De Souza and Black Santiago (and before Black Santiago, the Melody Aces) were among the first groups in Benin to incorporate Western soul and R&B into their sound in the early 1960s, and they make a perfect backing band for Avolonto on "Dou Dagbé Wé", a burbling Afrobeat track underpinned by a laidback organ figure and head-nodding bass line. He's that much harder with Poly-Rythmo behind him on "Tin Lin Non", a sick Fela-influenced Afrofunk workout that shares a lot with what was being recorded next door in Nigeria around the same time in the mid-70s. Yehouessi Leopold uses his drumsticks more to kiss his snare than to smack it, painting behind the needling guitar and staccato bass as the catchy vocal call-and-response works itself into a lather up top. Dougbé's track with Poly-Rythmo, "Ya Mi Ton Gbo", has an infectious bounce buoyed by a summery organ, and it reaches an ebulliently joyous high as Dougbé calls out to Poly-Rythmo vocalists Vicky and Eskill, who provide spirited backing for Dougbé's rapid-fire vocal. The song is positively weightless, but if that track floats, "Non Akuenon Hwlin Me Sin Koussio" practically scours the earth with its heavy reggae thump. The song's completely unexpected modulation after the first couple of verses for a concise instrumental jam is a great example of the kind of detailed, thoughtful composition that makes funk from Benin so constantly rewarding to listen to. Gnonnas Pedro and His Dadjes Band's 1966 cut "Dadje Von O Von Non" updates an old rhythm called agbadja, spinning it into a crazily memorable light-speed bed for an earworm of a vocal call-and-response. Pedro was an eclectic bandleader, and that shows even in the small sample heard here.

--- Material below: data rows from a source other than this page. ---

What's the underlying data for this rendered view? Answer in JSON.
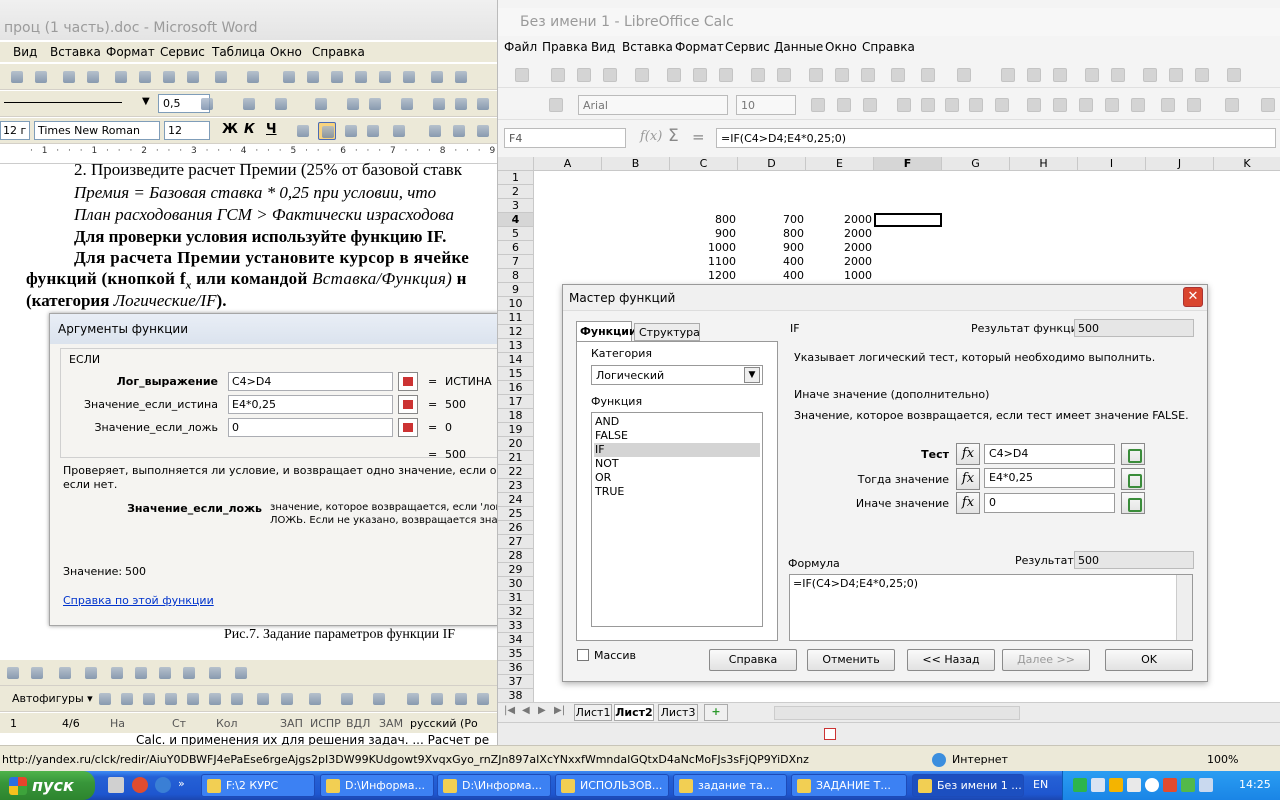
{
  "word": {
    "title": "проц (1 часть).doc - Microsoft Word",
    "menu": [
      "Вид",
      "Вставка",
      "Формат",
      "Сервис",
      "Таблица",
      "Окно",
      "Справка"
    ],
    "zoom_value": "0,5",
    "style_box": "12 г",
    "font_name": "Times New Roman",
    "font_size": "12",
    "format_buttons": {
      "bold": "Ж",
      "italic": "К",
      "underline": "Ч"
    },
    "doc_lines": [
      "2. Произведите расчет Премии (25% от базовой ставк",
      "Премия = Базовая ставка * 0,25 при условии, что",
      "План расходования ГСМ > Фактически израсходова",
      "Для проверки условия используйте функцию IF.",
      "Для расчета Премии установите курсор в ячейке",
      "функций (кнопкой f",
      "x",
      " или командой ",
      "Вставка/Функция)",
      " н",
      "(категория ",
      "Логические/IF",
      ")."
    ],
    "figure_caption": "Рис.7. Задание параметров функции IF",
    "drawing_toolbar": {
      "autoshapes": "Автофигуры ▾"
    },
    "status": {
      "page": "1",
      "pages": "4/6",
      "at": "На",
      "line": "Ст",
      "col": "Кол",
      "rec": "ЗАП",
      "trk": "ИСПР",
      "ext": "ВДЛ",
      "ovr": "ЗАМ",
      "lang": "русский (Ро"
    },
    "bottom_text": "Calc. и применения их для решения задач. ... Расчет ре"
  },
  "word_dialog": {
    "title": "Аргументы функции",
    "group": "ЕСЛИ",
    "args": [
      {
        "label": "Лог_выражение",
        "value": "C4>D4",
        "result": "ИСТИНА"
      },
      {
        "label": "Значение_если_истина",
        "value": "E4*0,25",
        "result": "500"
      },
      {
        "label": "Значение_если_ложь",
        "value": "0",
        "result": "0"
      }
    ],
    "eq": "=",
    "total_result": "500",
    "description": "Проверяет, выполняется ли условие, и возвращает одно значение, если оно выпол",
    "description2": "если нет.",
    "param_name": "Значение_если_ложь",
    "param_desc1": "значение, которое возвращается, если 'лог",
    "param_desc2": "ЛОЖЬ. Если не указано, возвращается знач",
    "value_label": "Значение:",
    "value": "500",
    "help_link": "Справка по этой функции"
  },
  "calc": {
    "title": "Без имени 1 - LibreOffice Calc",
    "menu": [
      "Файл",
      "Правка",
      "Вид",
      "Вставка",
      "Формат",
      "Сервис",
      "Данные",
      "Окно",
      "Справка"
    ],
    "font_name": "Arial",
    "font_size": "10",
    "name_box": "F4",
    "formula": "=IF(C4>D4;E4*0,25;0)",
    "columns": [
      "A",
      "B",
      "C",
      "D",
      "E",
      "F",
      "G",
      "H",
      "I",
      "J",
      "K"
    ],
    "rows": [
      "1",
      "2",
      "3",
      "4",
      "5",
      "6",
      "7",
      "8",
      "9",
      "10",
      "11",
      "12",
      "13",
      "14",
      "15",
      "16",
      "17",
      "18",
      "19",
      "20",
      "21",
      "22",
      "23",
      "24",
      "25",
      "26",
      "27",
      "28",
      "29",
      "30",
      "31",
      "32",
      "33",
      "34",
      "35",
      "36",
      "37",
      "38"
    ],
    "data": [
      {
        "row": "4",
        "C": "800",
        "D": "700",
        "E": "2000"
      },
      {
        "row": "5",
        "C": "900",
        "D": "800",
        "E": "2000"
      },
      {
        "row": "6",
        "C": "1000",
        "D": "900",
        "E": "2000"
      },
      {
        "row": "7",
        "C": "1100",
        "D": "400",
        "E": "2000"
      },
      {
        "row": "8",
        "C": "1200",
        "D": "400",
        "E": "1000"
      }
    ],
    "sheets": [
      "Лист1",
      "Лист2",
      "Лист3"
    ],
    "add_sheet": "+"
  },
  "calc_dialog": {
    "title": "Мастер функций",
    "tabs": [
      "Функции",
      "Структура"
    ],
    "category_label": "Категория",
    "category_value": "Логический",
    "function_label": "Функция",
    "functions": [
      "AND",
      "FALSE",
      "IF",
      "NOT",
      "OR",
      "TRUE"
    ],
    "selected_function": "IF",
    "func_name": "IF",
    "func_result_label": "Результат функции",
    "func_result": "500",
    "func_desc": "Указывает логический тест, который необходимо выполнить.",
    "param_title": "Иначе значение (дополнительно)",
    "param_desc": "Значение, которое возвращается, если тест имеет значение FALSE.",
    "fx": "fx",
    "args": [
      {
        "label": "Тест",
        "value": "C4>D4"
      },
      {
        "label": "Тогда значение",
        "value": "E4*0,25"
      },
      {
        "label": "Иначе значение",
        "value": "0"
      }
    ],
    "formula_label": "Формула",
    "result_label": "Результат",
    "result": "500",
    "formula": "=IF(C4>D4;E4*0,25;0)",
    "array_label": "Массив",
    "buttons": {
      "help": "Справка",
      "cancel": "Отменить",
      "back": "<< Назад",
      "next": "Далее >>",
      "ok": "OK"
    }
  },
  "ie_status": {
    "url": "http://yandex.ru/clck/redir/AiuY0DBWFJ4ePaEse6rgeAjgs2pI3DW99KUdgowt9XvqxGyo_rnZJn897aIXcYNxxfWmndaIGQtxD4aNcMoFJs3sFjQP9YiDXnz",
    "zone": "Интернет",
    "zoom": "100%"
  },
  "taskbar": {
    "start": "пуск",
    "tasks": [
      "F:\\2 КУРС",
      "D:\\Информа...",
      "D:\\Информа...",
      "ИСПОЛЬЗОВ...",
      "задание та...",
      "ЗАДАНИЕ Т...",
      "Без имени 1 ..."
    ],
    "lang": "EN",
    "clock": "14:25"
  },
  "colors": {
    "xp_blue": "#245edb",
    "start_green": "#3c9b3c",
    "selection": "#d4d4d4"
  }
}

"La Musica en Verité" shows his Afro-Cuban side, combining hints of Cubano son with voodoo rhythms, highlife guitar, and a touch of psychedelic organ to emerge with something all his own. "Okpo Videa Bassouo" is more of a crash-and-bash, chicken-scratch funk track with heart-stopping drum fills and stabbing horns. That leaves El Rego, whose "Feeling You Got" launched the entire "jerk" scene in Benin. Dig the accordion holding down the chord progression as a raw guitar hammers the beat. Ghanaian singer Eddy Black Power, who clearly had some James Brown records, provides the gritty soul-man vocal. "Vimado Wingnan" is spiked with a wah'd-out guitar solo, as if the buzzy organ and wild drums (catch the insane break two minutes in) weren't enough to drive it home by themselves. He dials it back for some slow, airy funk on "E Nan Mian Nuku". The sequencing of the tracks is well done, moving you from a light bounce to a heavy rhythm and back, playing up the variety without throwing you out of the groove. Mixing the four bandleaders together makes it feel a little like a battle of the bands where everyone won, and it accentuates the contrasts in their styles while allowing for the similarities to show through. Analog Africa is mining serious gold from Benin's funky past, and Legends of Benin is yet more proof that the country had an incredible scene in the 60s and 70s, equal in quality if not quantity to the country's much larger neighbors.